Wednesday 11th May 2016 started overcast and grey, much like one year previously when we loaded up our bikes for the first time on our trip and headed into the centre of Perth to say goodbye to our friends. In the intervening year we have cycled almost 11,000km, visited fifteen different countries and met lots of delightful people, many of whom have hosted us or helped us out along our route, and had a fabulous time. We’ve also helped others on our way by volunteering on their building, gardening and event projects. We’ve had tough times too, mechanical breakdowns, physical injuries and illness, and low moral. Living and travelling together has brought its challenges and we are learning a lot about ourselves and each other. Jerry reckons that, at it’s worst, he is still enjoying travelling more than his latter days at work in Pullar House, Perth. And me… I just love exploring new places, practising my languages and learning about different cultures.
We decided to celebrate our time on the road with a bottle of Rioja in La Rioja and a tub of ice cream – our two favourite treats.
Luckily, by the evening in Najera, the sun had come out and we ate the ice cream down by the river watching the swallows skimming the water for flies. The wine we saved to have with our dinner at the local Albergue (hostel).
For the last few days we have been travelling across the plains of Spain.
Easy flat cycling with straight roads that stretch away into the distance ahead of us. We stopped, for an afternoon and evening in the old medevial city of Burgos. A recommendation from the father of an old school friend of mine. Splashing out on the entrance fee to the Cathedral, we were treated to a feast of Catholic architecture, design, and art from the middle ages to modern times. This building was one of the first designated a World Heritage Site back in 1984 and it certainly deserves the accolade and protection. There is a lot of gold leaf on many of the sculptures dating from the 17th century that I suspect may have originated from Spanish conquests in South America. I prefer the simpler motives but here is a selection from our tour to give you a taste of the place.
Since arriving in Spain we have been staying in Albergue (hostels) that are available in almost every settlement, from small hamlets to the big cities, all along the Camino Francés.
They vary in style but generally offer cheap dormitory accommodation and sometimes food. Some are commercial, privately run places, some are run by volunteer parishioners to raise funds for their area, the municipalities also run some, usually in converted old schools or sports halls and some accommodation is available at convents and monasteries. We prefer the smaller albergues, particularly the parish ones. They have a more personal feel and usually everyone shares a meal together, helping the hosts with the preparation and washing up. Sometimes we share a short meeting for reflection on the Camino journey.

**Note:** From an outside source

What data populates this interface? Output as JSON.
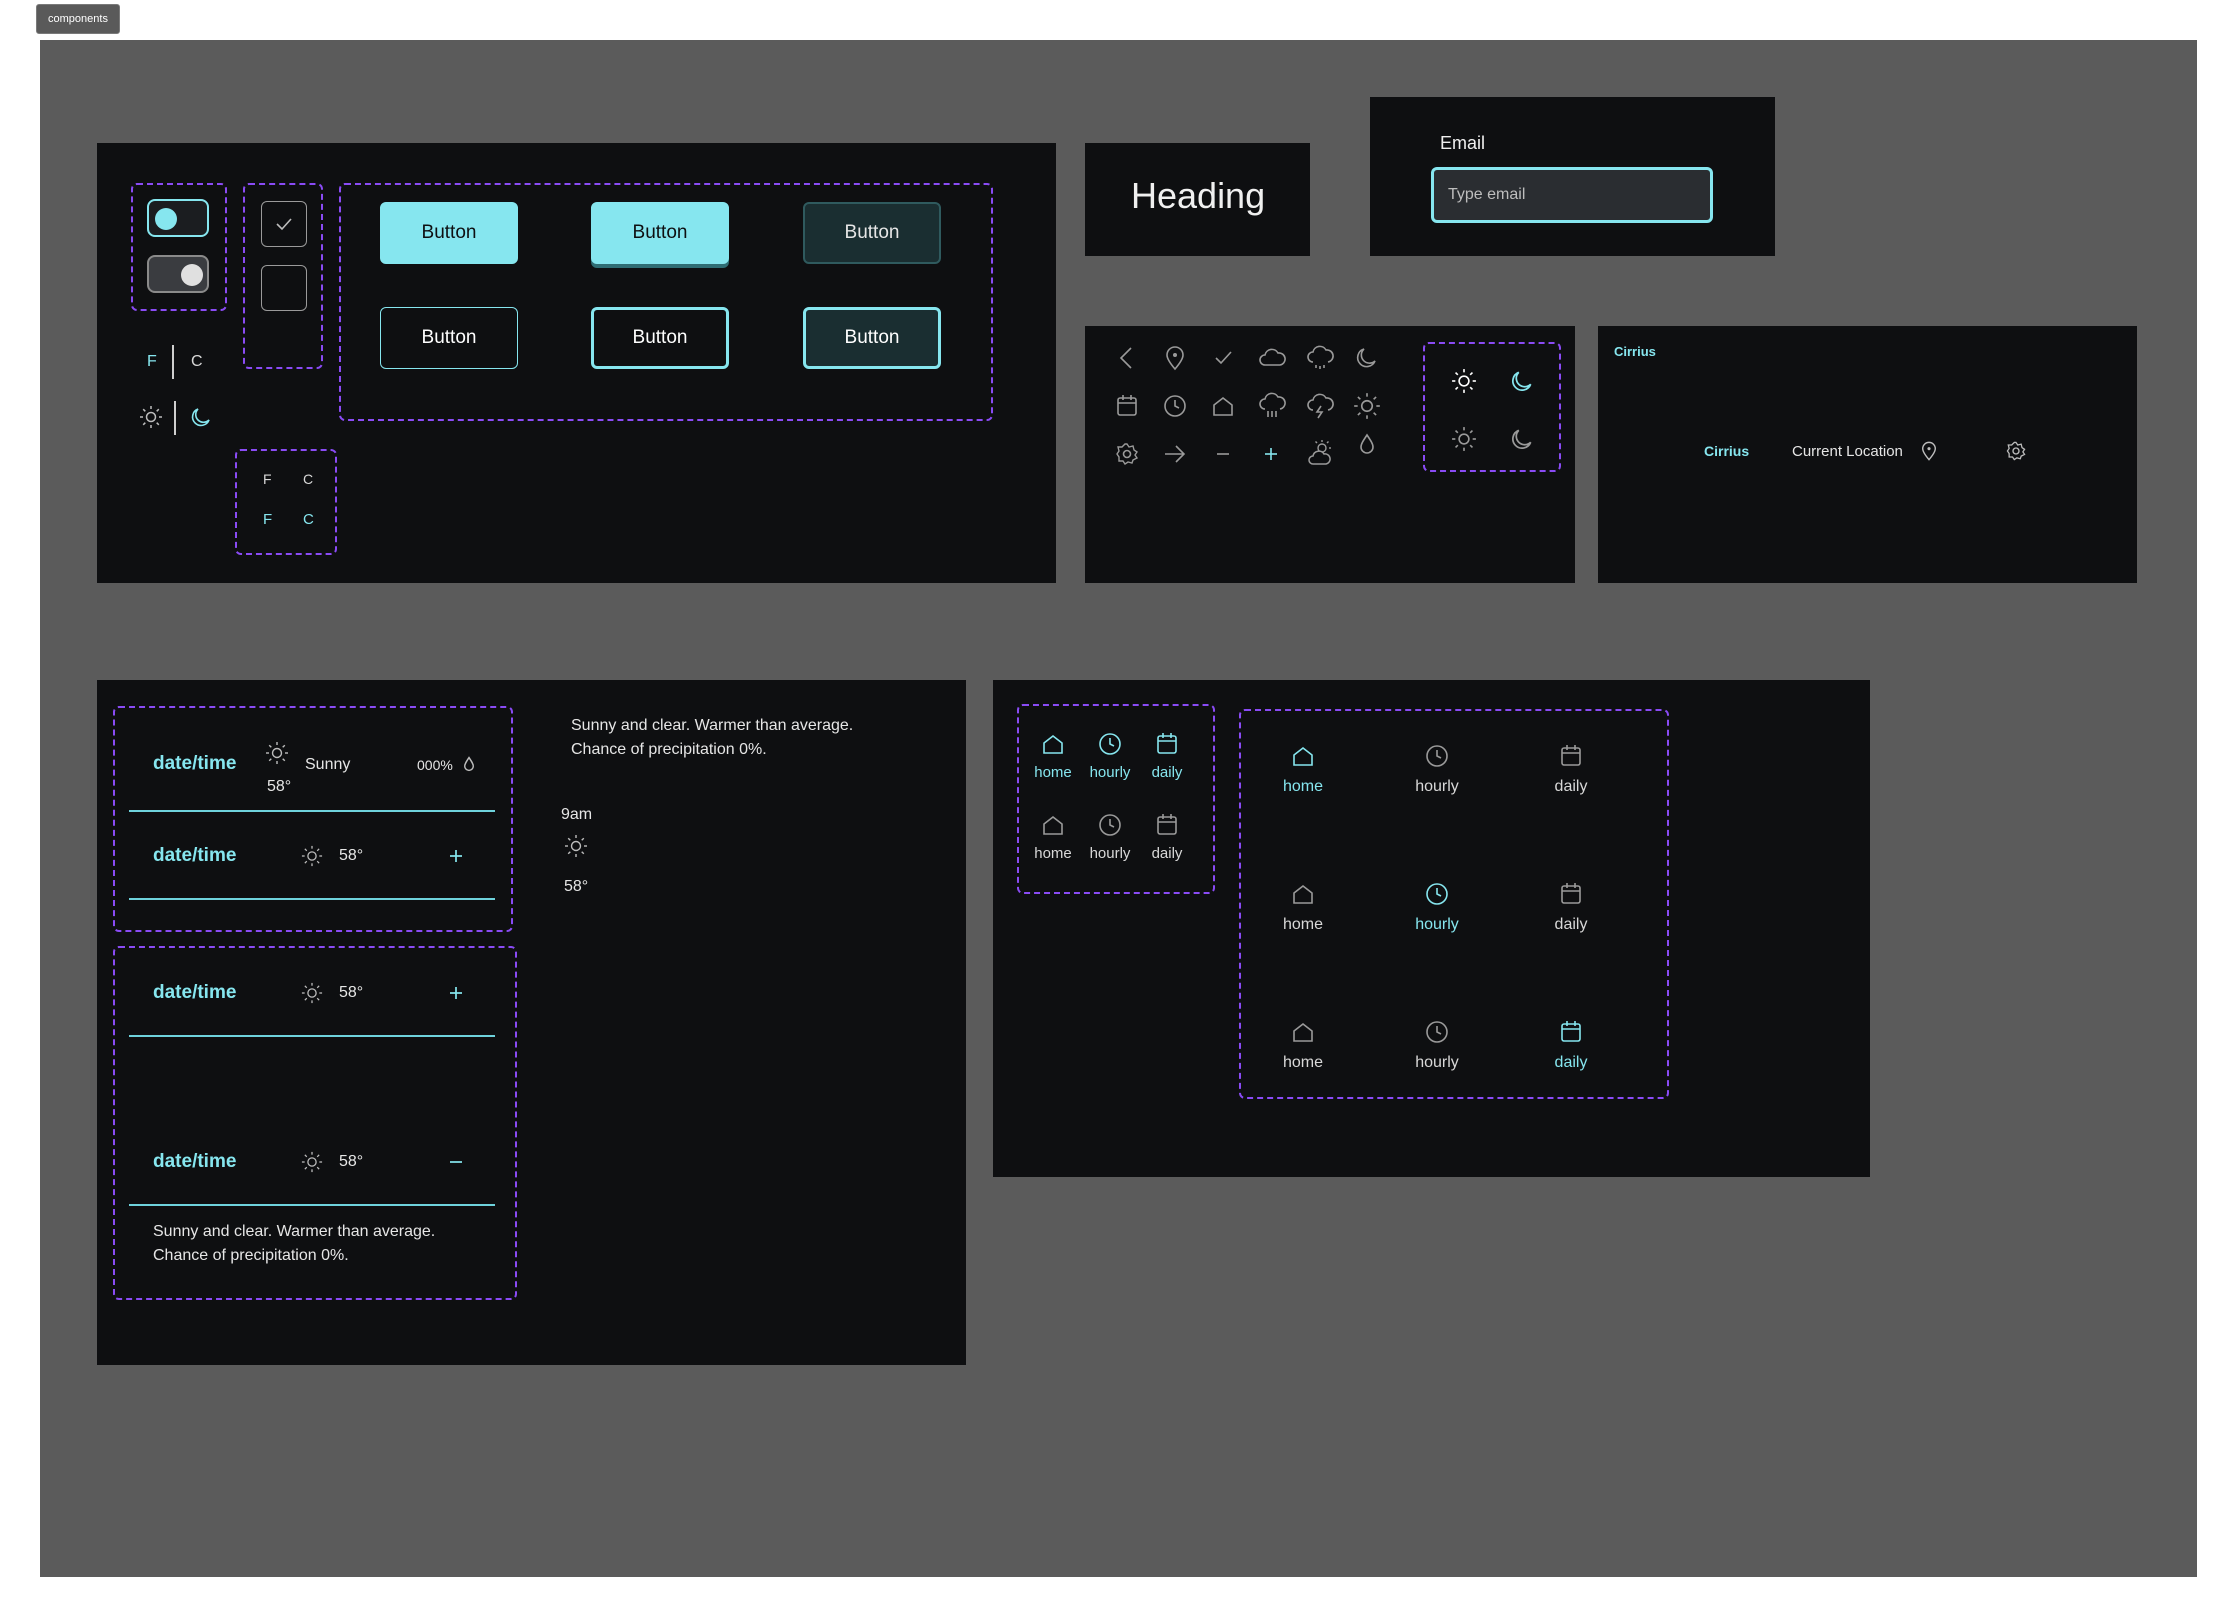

Sleeping accommodation is usually bunk beds and occasionally mattresses on the floor. Our most crowded night was in Najero, where 60 of us slept together in one room about the size of a badminton court.
With the windows shut to prevent the ingress of mosies, the room soon heated up to tropical temperatures and I spent the night just in my silk sheet liner. One wonders about the healthiness of such close contact with other humans, but so far we are staving off any illness.
There are a huge number of pilgrims on the trail, mostly walkers. The number of people making the journey to Santiago has increased rapidly over the last 30 years. In 1984, roughly 20,000 people completed the journey, by 2005 this had increased to 95,000, last year 262,000 reached Santiago after walking at least 100km or cycling 200km. We are following the most popular route that over 50% of pilgrims follow.
Not surprisingly then, accommodation fills up quickly. Yesterday, we arrived at an albergue around 1pm to find a queue of about 20 rucksacks lined up outside the door. The albergue didn’t open until 2pm and only took 46 people. The queue was too long even by the time the doors opened.
Extra capacity was created by providing some mattresses on the floors. Two nights ago, we took to our tent after visiting three already full albergues. We decided to leave any more available spaces to the walkers without tents. We awoke to a Spanish dawn chorus and chirruping frogs.
Walking the trail are people from all over the globe and there has been plenty of opportunity to hone our language skills. We have met Spaniards, French, German, Dutch, Italians, Irish, Portuguese, US Americans, Canadians, Mexicans, Brazilians, British, Aussies, Danish, Norwegians, South Koreans, South Africans and Polish and all are making the journey for their own reasons.
Some religious, some cultural, some social. They all share two common words which they call out regularly to other pilgrims as their paths cross: